“A lot of people were able to move in with friends and family,” she said. “So it’s thanks to the community.”
Brian Gomez, a spokesman for the American Red Cross Grand Canyon Chapter, saw the strong bonds holding Yarnell together.
“It’s a tight-knit community,” he said. “A lot of people that came to our shelters already knew each other.”
The Red Cross opened up two shelters in the area as soon as the fire began and continued to work there for the next 10 days, he said. It helped find housing for residents who had lost homes, assisted with bills, rent and essentials such as food.
Another Yarnell Hill Recovery Group spokeswoman said the Red Cross and the Salvation Army truly helped and “filled that immediate response.”
“We’re trying to pick up where they left off,” said Kathy Montgomery.
But state officials have not given up on FEMA aid.
“I am deeply troubled by the Obama administration’s decision to deny much-needed recovery assistance in the wake of Arizona’s deadliest wildfire,” Brewer said in a statement Friday, after the FEMA denial was announced.
That was echoed by Arizona Republican Sens. John McCain and Jeff Flake, who issued a joint statement Friday expressing their disappointment. They said they would talk with Brewer “and begin exploring with her options for appealing this decision.”
Brewer’s office did not respond to requests for comment Monday. But Rep. Paul Gosar, R-Prescott, said in a statement that he was also disappointed by the denial.
“The people of Yarnell do not ask much from the federal government,” he said, adding that the deaths and destruction from the fire make it “reasonable to expect FEMA to step in.”
Denny Foulk, the emergency management coordinator for Yavapai County, said local residents were wise not to bank on federal funds.
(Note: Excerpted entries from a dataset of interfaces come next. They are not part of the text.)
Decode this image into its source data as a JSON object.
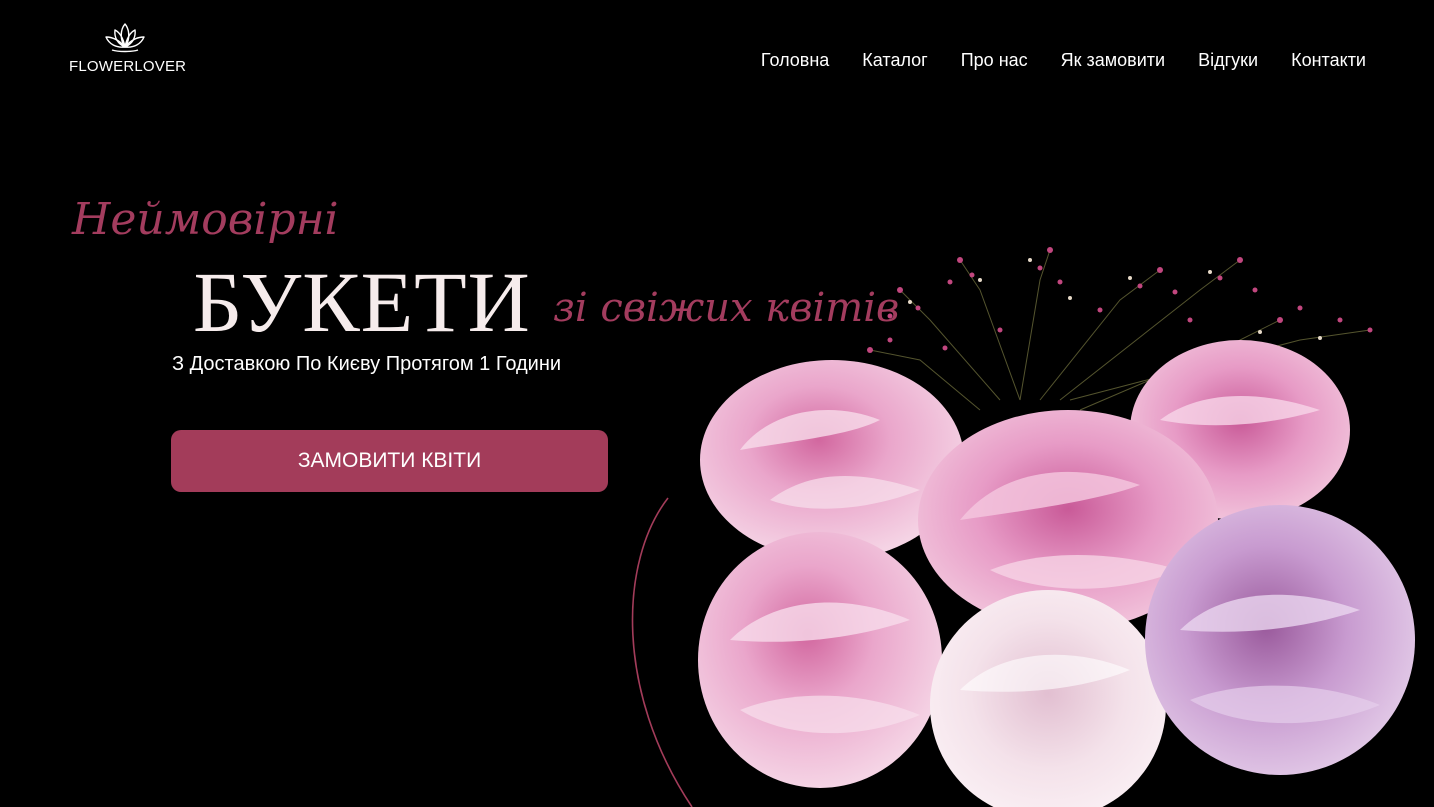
{
  "brand": {
    "name": "FLOWERLOVER",
    "icon": "lotus-icon"
  },
  "nav": {
    "items": [
      {
        "label": "Головна"
      },
      {
        "label": "Каталог"
      },
      {
        "label": "Про нас"
      },
      {
        "label": "Як замовити"
      },
      {
        "label": "Відгуки"
      },
      {
        "label": "Контакти"
      }
    ]
  },
  "hero": {
    "script_line": "Неймовірні",
    "title": "БУКЕТИ",
    "script_tail": "зі свіжих квітів",
    "subtitle": "З Доставкою По Києву Протягом 1 Години",
    "cta_label": "ЗАМОВИТИ КВІТИ",
    "image": "peony-bouquet-photo"
  },
  "colors": {
    "background": "#000000",
    "accent": "#a33c5a",
    "title": "#f6ecec",
    "text": "#ffffff"
  }
}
But he said there are “bigger picture” problems that a disaster declaration would have helped, like repairs to the water system.
“Yarnell Recovery Group is helping the direct people affected, no bones about it. They’re doing an outstanding job, I’m very proud of those people,” Foulk said. “But at the same time I’m looking at a bigger picture.”
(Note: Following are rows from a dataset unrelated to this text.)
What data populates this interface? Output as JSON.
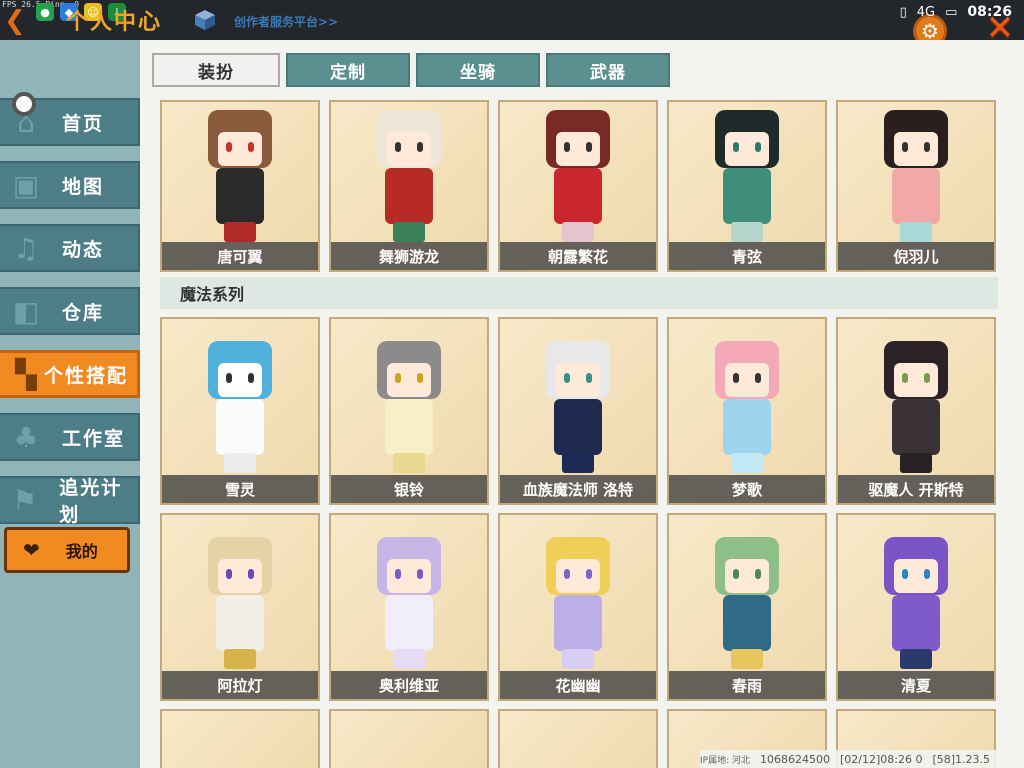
{
  "status_bar": {
    "fps": "FPS 26.5",
    "ping": "Ping: 0",
    "network": "4G",
    "time": "08:26"
  },
  "header": {
    "title": "个人中心",
    "creator_link": "创作者服务平台>>"
  },
  "sidebar": {
    "items": [
      {
        "label": "首页",
        "icon": "home-icon"
      },
      {
        "label": "地图",
        "icon": "map-icon"
      },
      {
        "label": "动态",
        "icon": "bell-icon"
      },
      {
        "label": "仓库",
        "icon": "box-icon"
      },
      {
        "label": "个性搭配",
        "icon": "outfit-icon",
        "active": true
      },
      {
        "label": "工作室",
        "icon": "tree-icon"
      },
      {
        "label": "追光计划",
        "icon": "flag-icon"
      }
    ],
    "mine_label": "我的"
  },
  "tabs": [
    {
      "label": "装扮",
      "active": true
    },
    {
      "label": "定制"
    },
    {
      "label": "坐骑"
    },
    {
      "label": "武器"
    }
  ],
  "row1": [
    "唐可翼",
    "舞狮游龙",
    "朝露繁花",
    "青弦",
    "倪羽儿"
  ],
  "section_title": "魔法系列",
  "row2": [
    "雪灵",
    "银铃",
    "血族魔法师 洛特",
    "梦歌",
    "驱魔人 开斯特"
  ],
  "row3": [
    "阿拉灯",
    "奥利维亚",
    "花幽幽",
    "春雨",
    "清夏"
  ],
  "footer": {
    "ip_label": "IP属地: 河北",
    "uid": "1068624500",
    "timestamp": "[02/12]08:26 0",
    "version": "[58]1.23.5"
  },
  "colors": {
    "sidebar_bg": "#8fb5b9",
    "sidebar_item": "#4d7e87",
    "accent_orange": "#f18a21",
    "tab_teal": "#5c9090"
  }
}
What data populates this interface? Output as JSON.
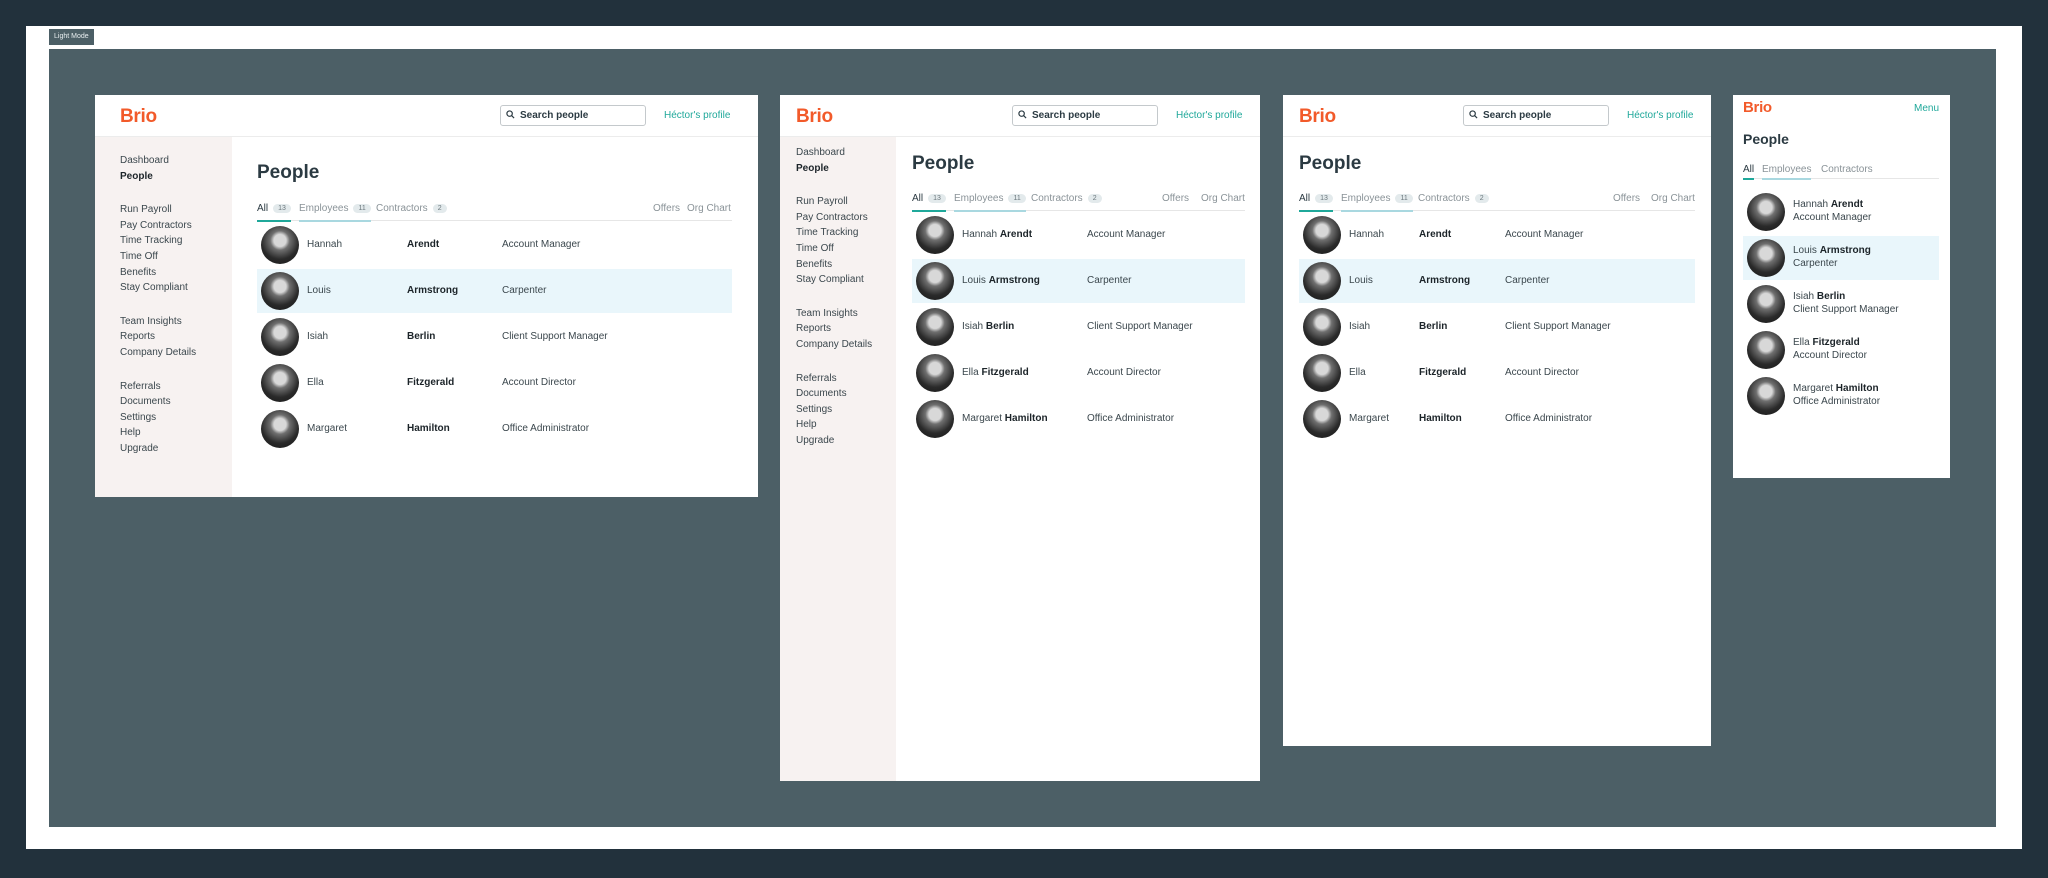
{
  "mode_button": "Light Mode",
  "brand": {
    "logo": "Brio",
    "logo_color": "#f25a2a",
    "accent_color": "#1fa89a"
  },
  "header": {
    "search_placeholder": "Search people",
    "profile_link": "Héctor's profile",
    "menu_link": "Menu"
  },
  "sidebar": {
    "groups": [
      [
        {
          "label": "Dashboard"
        },
        {
          "label": "People",
          "active": true
        }
      ],
      [
        {
          "label": "Run Payroll"
        },
        {
          "label": "Pay Contractors"
        },
        {
          "label": "Time Tracking"
        },
        {
          "label": "Time Off"
        },
        {
          "label": "Benefits"
        },
        {
          "label": "Stay Compliant"
        }
      ],
      [
        {
          "label": "Team Insights"
        },
        {
          "label": "Reports"
        },
        {
          "label": "Company Details"
        }
      ],
      [
        {
          "label": "Referrals"
        },
        {
          "label": "Documents"
        },
        {
          "label": "Settings"
        },
        {
          "label": "Help"
        },
        {
          "label": "Upgrade"
        }
      ]
    ]
  },
  "page": {
    "title": "People",
    "tabs": [
      {
        "label": "All",
        "count": "13",
        "selected": true
      },
      {
        "label": "Employees",
        "count": "11"
      },
      {
        "label": "Contractors",
        "count": "2"
      }
    ],
    "links": [
      "Offers",
      "Org Chart"
    ]
  },
  "people": [
    {
      "first": "Hannah",
      "last": "Arendt",
      "title": "Account Manager"
    },
    {
      "first": "Louis",
      "last": "Armstrong",
      "title": "Carpenter",
      "highlighted": true
    },
    {
      "first": "Isiah",
      "last": "Berlin",
      "title": "Client Support Manager"
    },
    {
      "first": "Ella",
      "last": "Fitzgerald",
      "title": "Account Director"
    },
    {
      "first": "Margaret",
      "last": "Hamilton",
      "title": "Office Administrator"
    }
  ],
  "colors": {
    "highlight_row": "#e9f6fb",
    "sidebar_bg": "#f7f2f1",
    "tab_underline_all": "#1fa89a",
    "tab_underline_employees": "#a9d8e0",
    "canvas_bg": "#4c5f66"
  }
}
Lecher believes the FEMA rejection is more like a “political slap in the face,” but says Yarnell will be OK without the federal aid.
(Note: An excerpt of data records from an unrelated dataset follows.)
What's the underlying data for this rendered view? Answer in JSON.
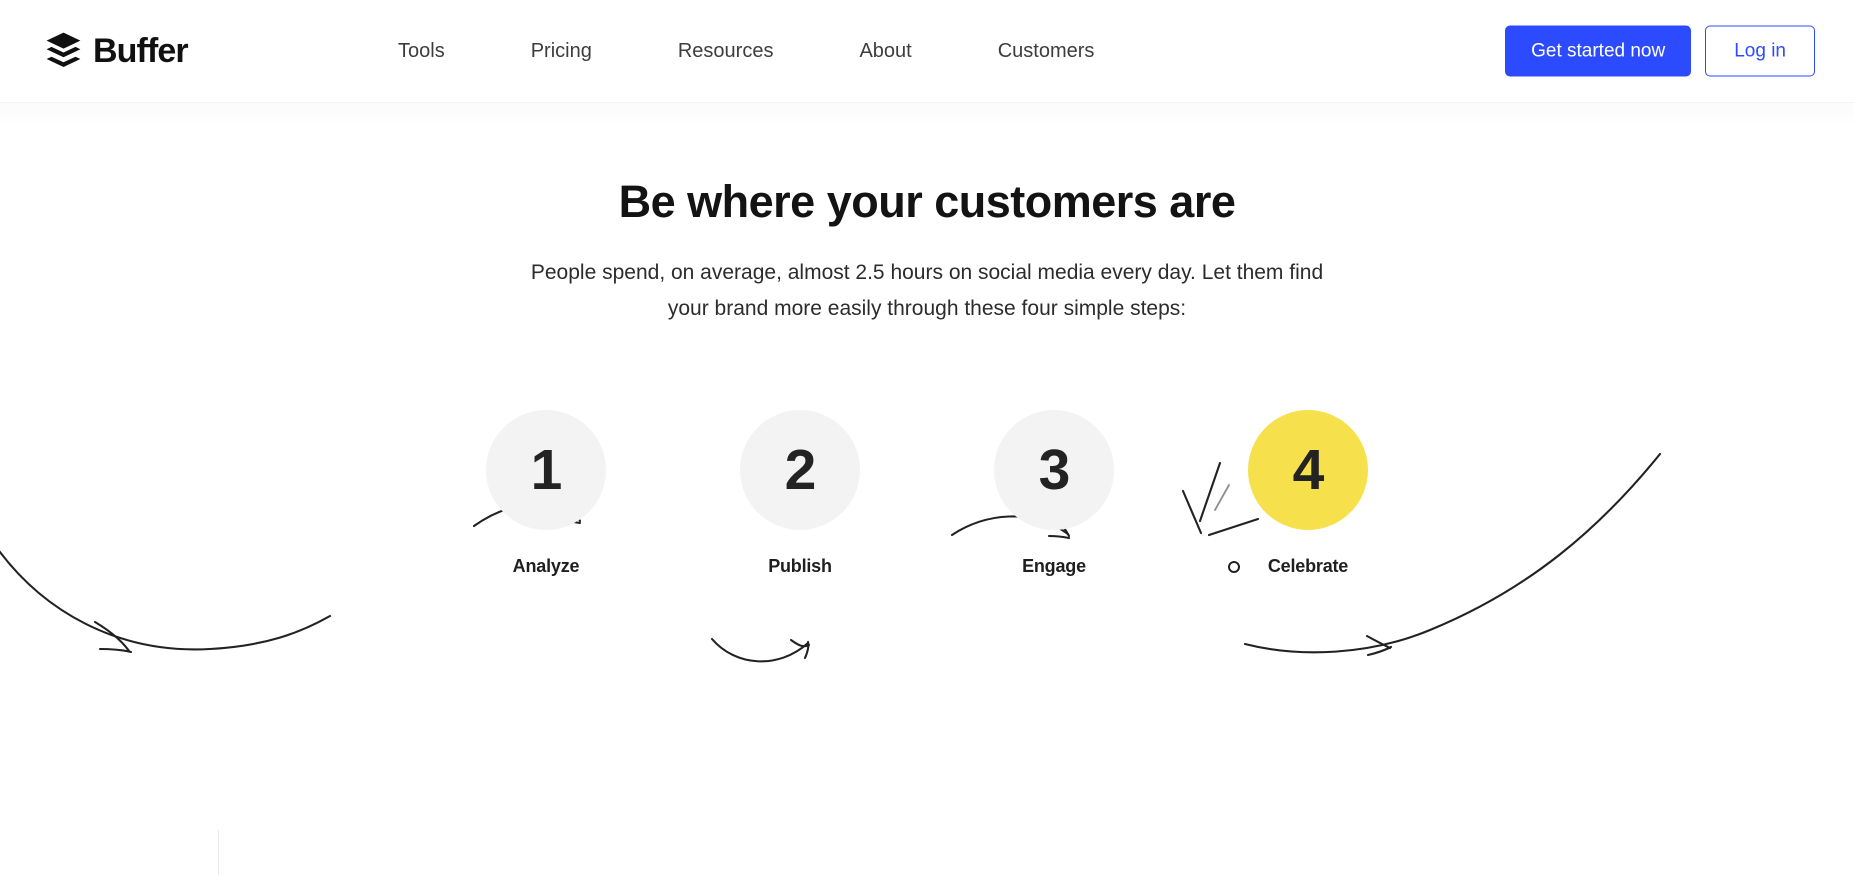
{
  "brand": {
    "name": "Buffer",
    "logo_icon": "buffer-stacked-layers-icon"
  },
  "nav": {
    "items": [
      {
        "label": "Tools"
      },
      {
        "label": "Pricing"
      },
      {
        "label": "Resources"
      },
      {
        "label": "About"
      },
      {
        "label": "Customers"
      }
    ]
  },
  "header_actions": {
    "primary_label": "Get started now",
    "secondary_label": "Log in"
  },
  "hero": {
    "title": "Be where your customers are",
    "subtitle": "People spend, on average, almost 2.5 hours on social media every day. Let them find your brand more easily through these four simple steps:"
  },
  "steps": [
    {
      "number": "1",
      "label": "Analyze",
      "highlight": false
    },
    {
      "number": "2",
      "label": "Publish",
      "highlight": false
    },
    {
      "number": "3",
      "label": "Engage",
      "highlight": false
    },
    {
      "number": "4",
      "label": "Celebrate",
      "highlight": true
    }
  ],
  "decorations": {
    "arrow_left_icon": "curved-arrow-right-icon",
    "arrow_one_to_two_icon": "curved-arrow-right-icon",
    "arrow_two_to_three_icon": "curved-arrow-up-right-icon",
    "arrow_three_to_four_icon": "curved-arrow-right-icon",
    "arrow_right_icon": "curved-arrow-right-icon",
    "sparkle_icon": "celebration-burst-icon"
  },
  "colors": {
    "accent_blue": "#2c4bff",
    "highlight_yellow": "#f6e04b",
    "circle_gray": "#f3f3f3",
    "text_dark": "#131313",
    "stroke_dark": "#222222"
  }
}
Gomez, who said the Red Cross ended its work in the community a couple of weeks ago, shares Lecher’s confidence in the community’s resilient nature.
“If there’s any community out there that can come out of this, it’s Yarnell,” he said.
- 7 common ways to get sued by your employees
- Why it might be time to upgrade your toilet
- Arizona teachers are building a better future by using technology in the classroom
- How to make summer reading fun for the whole family
- How to find relief for chronic joint pain
- Can the NBA Lottery save the Suns?
- Skip Urgent Care: 5 ailments you can treat with telemedicine
- Skin Cancer in Arizona: Stats, facts and new immunotherapy drugs making strides
- Distracted walking injuries end up not so funny
- Scary situations: 5 quick tips before you let a contractor in your home
- Four ways telemedicine is changing the health care industry
- 5 mistakes homeowners make in the spring
- Three rivers run through it: Exploring Arizona's waterways
- Smart home basics: things you need to know to get started
- 5 Surprising things causing back pain
- Arizona agriculture is a $17.1B industry
- Timeline: Arizona's roots in brewing history
- 5 reasons to love the D-backs this season
- Tips for taking your home entertainment experience to the backyard
- Tech-related injuries your parents never experienced
- Workers comp: Signs your co-worker could be a fraud
- Who's the real founder of America's pastime?
- Epidemic rising? What you need to know about Alzheimer's in Arizona
- 5 unforgettable Wooden Award winners
- Family and hard work are keys to success of modern dairy farmers
- Genetic testing could hold answers for colon cancer survival
- Cold beers and baseball: A beer lover's guide to Spring Training
- Telecommuting: 5 tips to make it work for employers and employees
- See how top CFOs feel about economic growth in the Valley
- Migraine myths that keep patients from effective treatments